### Data records ###

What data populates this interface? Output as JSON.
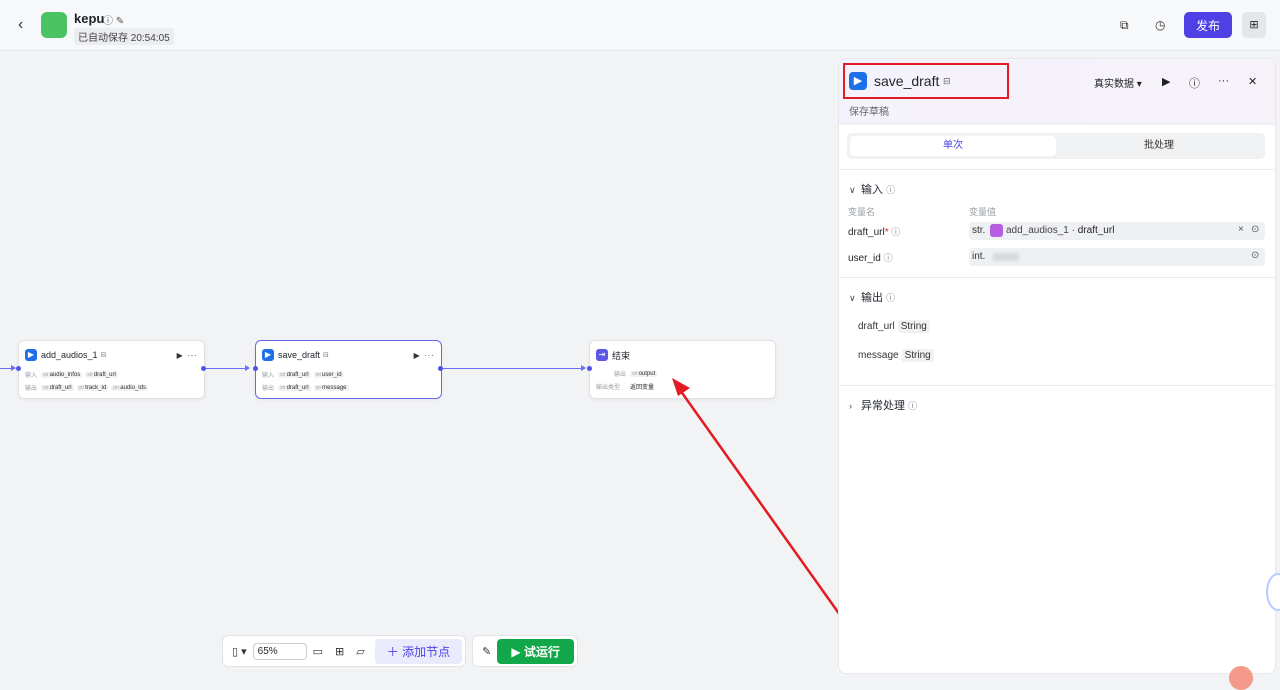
{
  "header": {
    "back_icon": "chevron-left-icon",
    "app_name": "kepu",
    "autosave": "已自动保存 20:54:05",
    "publish_label": "发布",
    "accent": "#4e40e5"
  },
  "nodes": {
    "add_audios": {
      "title": "add_audios_1",
      "input_label": "输入",
      "output_label": "输出",
      "inputs": [
        "audio_infos",
        "draft_url"
      ],
      "input_types": [
        "str",
        "str"
      ],
      "outputs": [
        "draft_url",
        "track_id",
        "audio_ids"
      ],
      "output_types": [
        "str",
        "str",
        "arr"
      ]
    },
    "save_draft": {
      "title": "save_draft",
      "input_label": "输入",
      "output_label": "输出",
      "inputs": [
        "draft_url",
        "user_id"
      ],
      "input_types": [
        "str",
        "int"
      ],
      "outputs": [
        "draft_url",
        "message"
      ],
      "output_types": [
        "str",
        "str"
      ]
    },
    "end": {
      "title": "结束",
      "output_label": "输出",
      "output_var": "output",
      "output_var_type": "str",
      "output_type_label": "输出类型",
      "output_type_value": "返回变量"
    }
  },
  "toolbar": {
    "zoom": "65%",
    "add_node": "添加节点",
    "test_run": "试运行"
  },
  "panel": {
    "title": "save_draft",
    "subtitle": "保存草稿",
    "data_mode": "真实数据 ▾",
    "tabs": [
      "单次",
      "批处理"
    ],
    "input_section": "输入",
    "col_name": "变量名",
    "col_value": "变量值",
    "params": [
      {
        "name": "draft_url",
        "required": "*",
        "type": "str.",
        "ref_node": "add_audios_1",
        "ref_sep": " · ",
        "ref_var": "draft_url"
      },
      {
        "name": "user_id",
        "type": "int."
      }
    ],
    "output_section": "输出",
    "outputs": [
      {
        "name": "draft_url",
        "type": "String"
      },
      {
        "name": "message",
        "type": "String"
      }
    ],
    "exception_section": "异常处理"
  }
}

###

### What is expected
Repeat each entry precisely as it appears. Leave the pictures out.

### Response
What data populates this interface? Output as JSON.
{
  "header": {
    "back_icon": "chevron-left-icon",
    "app_name": "kepu",
    "autosave": "已自动保存 20:54:05",
    "publish_label": "发布",
    "accent": "#4e40e5"
  },
  "nodes": {
    "add_audios": {
      "title": "add_audios_1",
      "input_label": "输入",
      "output_label": "输出",
      "inputs": [
        "audio_infos",
        "draft_url"
      ],
      "input_types": [
        "str",
        "str"
      ],
      "outputs": [
        "draft_url",
        "track_id",
        "audio_ids"
      ],
      "output_types": [
        "str",
        "str",
        "arr"
      ]
    },
    "save_draft": {
      "title": "save_draft",
      "input_label": "输入",
      "output_label": "输出",
      "inputs": [
        "draft_url",
        "user_id"
      ],
      "input_types": [
        "str",
        "int"
      ],
      "outputs": [
        "draft_url",
        "message"
      ],
      "output_types": [
        "str",
        "str"
      ]
    },
    "end": {
      "title": "结束",
      "output_label": "输出",
      "output_var": "output",
      "output_var_type": "str",
      "output_type_label": "输出类型",
      "output_type_value": "返回变量"
    }
  },
  "toolbar": {
    "zoom": "65%",
    "add_node": "添加节点",
    "test_run": "试运行"
  },
  "panel": {
    "title": "save_draft",
    "subtitle": "保存草稿",
    "data_mode": "真实数据 ▾",
    "tabs": [
      "单次",
      "批处理"
    ],
    "input_section": "输入",
    "col_name": "变量名",
    "col_value": "变量值",
    "params": [
      {
        "name": "draft_url",
        "required": "*",
        "type": "str.",
        "ref_node": "add_audios_1",
        "ref_sep": " · ",
        "ref_var": "draft_url"
      },
      {
        "name": "user_id",
        "type": "int."
      }
    ],
    "output_section": "输出",
    "outputs": [
      {
        "name": "draft_url",
        "type": "String"
      },
      {
        "name": "message",
        "type": "String"
      }
    ],
    "exception_section": "异常处理"
  }
}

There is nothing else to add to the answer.